Gaetan is a multi-time AHRMA champ and the friend who inspired this project in the first place. He’d driven up from Tennessee the night before for the race. He and Harten, the race promoter, are Can-AM gurus. After describing the problem to them they asked, “When was the last time it ran right?” After regurgitating the story I’ve just told you, they asked, “What’s your home track like?” As I described it and they said, “Take the seat off and go for a ride.” Huh??? “If you did a seat bounce to clear a double or something the steel seat base will bend enough to choke off the airflow to the filter. The engine has to get air someplace, so it will suck in the seals…” Before their explanation was finished I had the seat off and was standing with the throttle pinned down the field beside the track. It ripped, 10-zillion RPM and as smooth as a turbine! Feeling quite sheepish I rode back to the pits, thanked them and began beating in the steel seat base with a giant rubber mallet. I made it to the line just a few minutes before the gate dropped for the first ‘short travel’ moto.
The rest of the day is history. Dad’s little 175 flew in the deep beach sand, carrying me to seventh in moto one and fifth in moto two against a field of predominantly 250cc or bigger bikes. Stoked isn’t the word!
That was good for fifth overall, and during the trophy presentation I couldn’t thank Vintage Parts 4U, Gaetan or Harten enough!
Since then we’ve done a few things. A bit of proper sheet-metal banging was done to the seat base and nylon spacers were cut to ensure the seat/fender gap had adequate airflow to the filter.
The stock Can-AM chain guide was cheesy at best, so my dad made from scratch using a KTM chain guide block.
Slyfoxmx.com even sent over some cool Can-AM retro riding gear! So I’ve been riding my dad’s old bike, bombing around our family grass track and through the woods just like he did back in 1975!
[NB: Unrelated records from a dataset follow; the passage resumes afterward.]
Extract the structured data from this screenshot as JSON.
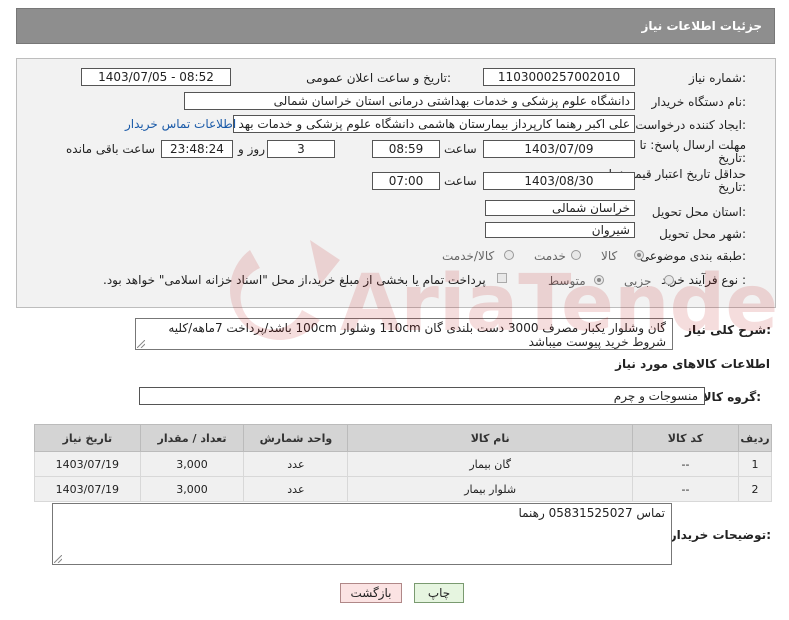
{
  "header": {
    "title": "جزئیات اطلاعات نیاز"
  },
  "form": {
    "need_number_label": "شماره نیاز:",
    "need_number": "1103000257002010",
    "announce_label": "تاریخ و ساعت اعلان عمومی:",
    "announce_value": "1403/07/05 - 08:52",
    "buyer_org_label": "نام دستگاه خریدار:",
    "buyer_org": "دانشگاه علوم پزشکی و خدمات بهداشتی درمانی استان خراسان شمالی",
    "creator_label": "ایجاد کننده درخواست:",
    "creator": "علی اکبر رهنما کارپرداز بیمارستان هاشمی دانشگاه علوم پزشکی و خدمات بهد",
    "contact_link": "اطلاعات تماس خریدار",
    "deadline_label_1": "مهلت ارسال پاسخ: تا",
    "deadline_label_2": "تاریخ:",
    "deadline_date": "1403/07/09",
    "time_label": "ساعت",
    "deadline_time": "08:59",
    "days": "3",
    "days_label": "روز و",
    "remaining_time": "23:48:24",
    "remaining_label": "ساعت باقی مانده",
    "validity_label_1": "حداقل تاریخ اعتبار قیمت: تا",
    "validity_label_2": "تاریخ:",
    "validity_date": "1403/08/30",
    "validity_time_label": "ساعت",
    "validity_time": "07:00",
    "province_label": "استان محل تحویل:",
    "province": "خراسان شمالی",
    "city_label": "شهر محل تحویل:",
    "city": "شیروان",
    "category_label": "طبقه بندی موضوعی:",
    "category_options": [
      "کالا",
      "خدمت",
      "کالا/خدمت"
    ],
    "process_label": "نوع فرآیند خرید :",
    "process_options": [
      "جزیی",
      "متوسط"
    ],
    "payment_note": "پرداخت تمام یا بخشی از مبلغ خرید،از محل \"اسناد خزانه اسلامی\" خواهد بود."
  },
  "description": {
    "label": "شرح کلی نیاز:",
    "text": "گان وشلوار یکبار مصرف 3000 دست بلندی گان 110cm وشلوار 100cm باشد/پرداخت 7ماهه/کلیه شروط خرید پیوست میباشد"
  },
  "goods": {
    "section_title": "اطلاعات کالاهای مورد نیاز",
    "group_label": "گروه کالا:",
    "group_value": "منسوجات و چرم",
    "columns": [
      "ردیف",
      "کد کالا",
      "نام کالا",
      "واحد شمارش",
      "تعداد / مقدار",
      "تاریخ نیاز"
    ],
    "rows": [
      {
        "idx": "1",
        "code": "--",
        "name": "گان بیمار",
        "unit": "عدد",
        "qty": "3,000",
        "date": "1403/07/19"
      },
      {
        "idx": "2",
        "code": "--",
        "name": "شلوار بیمار",
        "unit": "عدد",
        "qty": "3,000",
        "date": "1403/07/19"
      }
    ]
  },
  "notes": {
    "label": "توضیحات خریدار:",
    "text": "تماس 05831525027 رهنما"
  },
  "buttons": {
    "print": "چاپ",
    "back": "بازگشت"
  },
  "watermark": {
    "text": "AriaTender.net"
  }
}
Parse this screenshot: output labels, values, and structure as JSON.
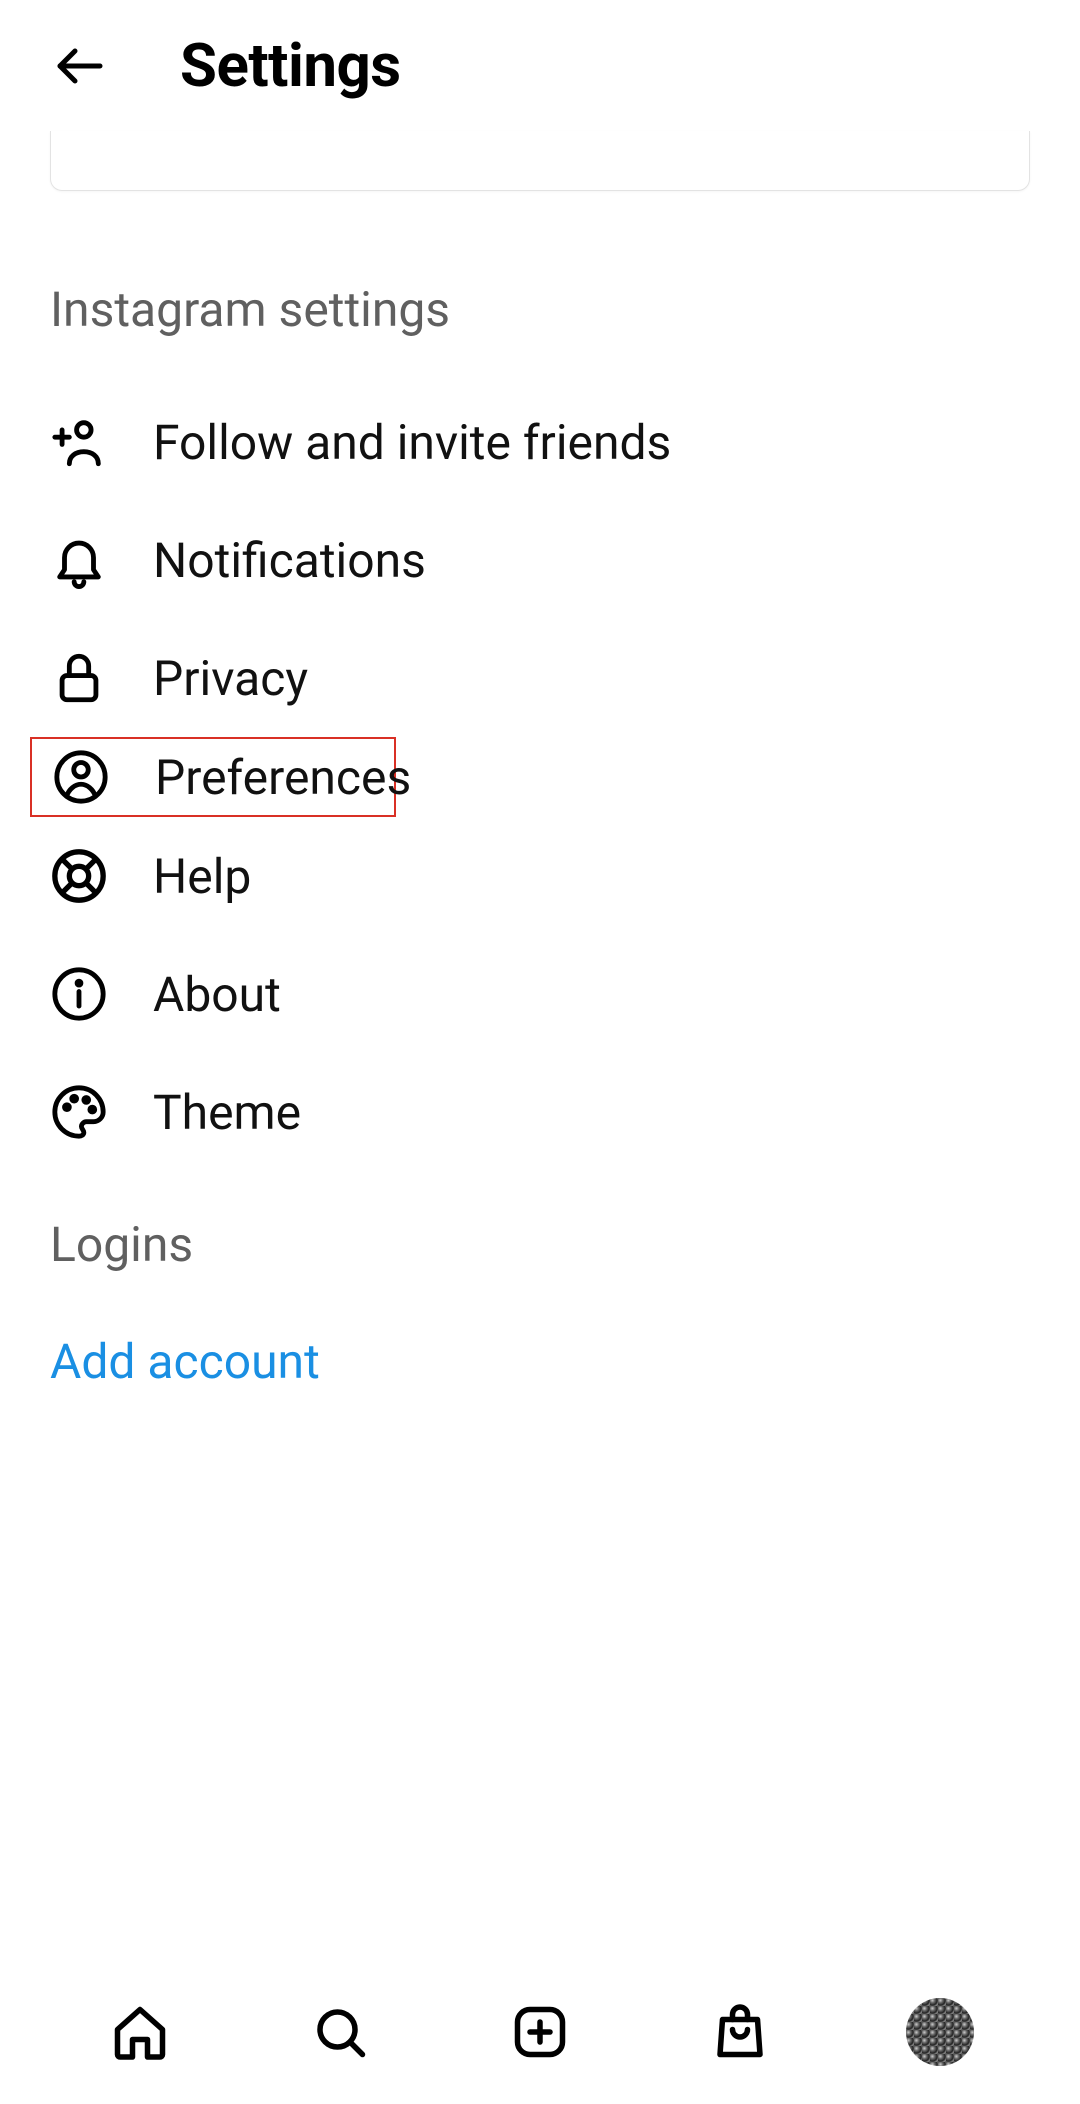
{
  "header": {
    "title": "Settings"
  },
  "section_header": "Instagram settings",
  "items": [
    {
      "name": "follow-invite",
      "label": "Follow and invite friends",
      "icon": "add-person-icon"
    },
    {
      "name": "notifications",
      "label": "Notifications",
      "icon": "bell-icon"
    },
    {
      "name": "privacy",
      "label": "Privacy",
      "icon": "lock-icon"
    },
    {
      "name": "preferences",
      "label": "Preferences",
      "icon": "person-circle-icon"
    },
    {
      "name": "help",
      "label": "Help",
      "icon": "lifebuoy-icon"
    },
    {
      "name": "about",
      "label": "About",
      "icon": "info-icon"
    },
    {
      "name": "theme",
      "label": "Theme",
      "icon": "palette-icon"
    }
  ],
  "logins_header": "Logins",
  "add_account_label": "Add account",
  "highlight_index": 3
}
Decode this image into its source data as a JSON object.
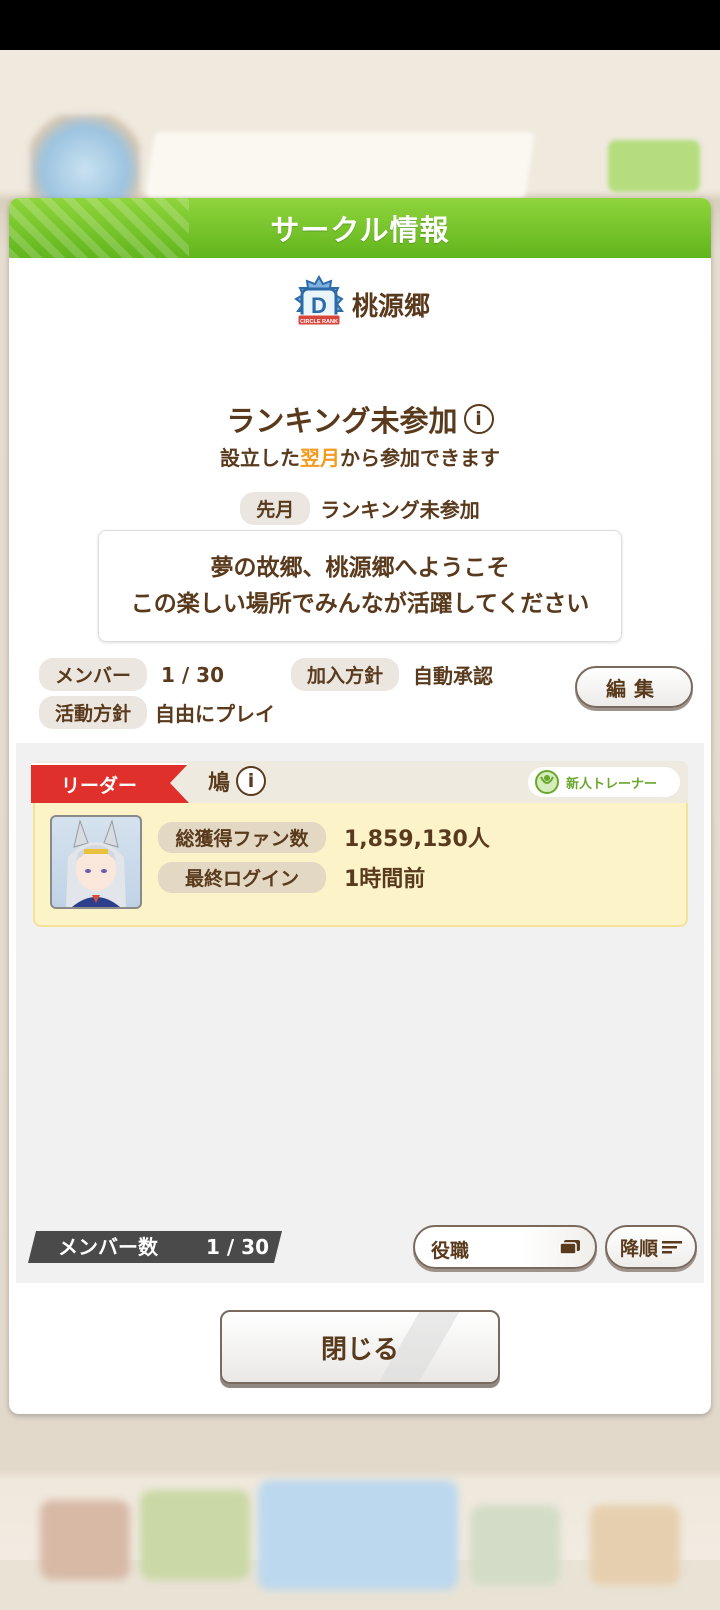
{
  "dialog": {
    "title": "サークル情報",
    "circle_name": "桃源郷",
    "rank_badge_letter": "D",
    "rank_badge_caption": "CIRCLE RANK",
    "ranking_status": "ランキング未参加",
    "ranking_note_prefix": "設立した",
    "ranking_note_highlight": "翌月",
    "ranking_note_suffix": "から参加できます",
    "last_month_label": "先月",
    "last_month_value": "ランキング未参加",
    "welcome_line1": "夢の故郷、桃源郷へようこそ",
    "welcome_line2": "この楽しい場所でみんなが活躍してください",
    "stats": {
      "members_label": "メンバー",
      "members_value": "1 / 30",
      "join_policy_label": "加入方針",
      "join_policy_value": "自動承認",
      "activity_label": "活動方針",
      "activity_value": "自由にプレイ"
    },
    "edit_button": "編集",
    "leader_card": {
      "tag": "リーダー",
      "name": "鳩",
      "trainer_rank": "新人トレーナー",
      "fans_label": "総獲得ファン数",
      "fans_value": "1,859,130人",
      "login_label": "最終ログイン",
      "login_value": "1時間前"
    },
    "member_count_label": "メンバー数",
    "member_count_value": "1 / 30",
    "sort_field": "役職",
    "sort_order": "降順",
    "close_button": "閉じる"
  },
  "colors": {
    "header_green": "#6cbf22",
    "text_brown": "#5a3a1c",
    "highlight_orange": "#f39a1f",
    "leader_red": "#e0302c",
    "card_yellow": "#fdf3c9"
  }
}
Now that the bike runs the way it should we’re ready to start making it pretty. Aside from cosmetic detailing and proper reassembly of some very hasty racetrack repairs we’ll be installing a bigger rear sprocket and lighter aluminum rims, preferably from a vintage bike that had good brakes like an old YZ. We’ve got offset steering cones to try that will let us run either 29 or 27 degrees of rake instead of 30, which will hopefully tighten the fuzzy handling Can-AMs are famous for. We’ll let you know how our family heirloom comes together later this winter!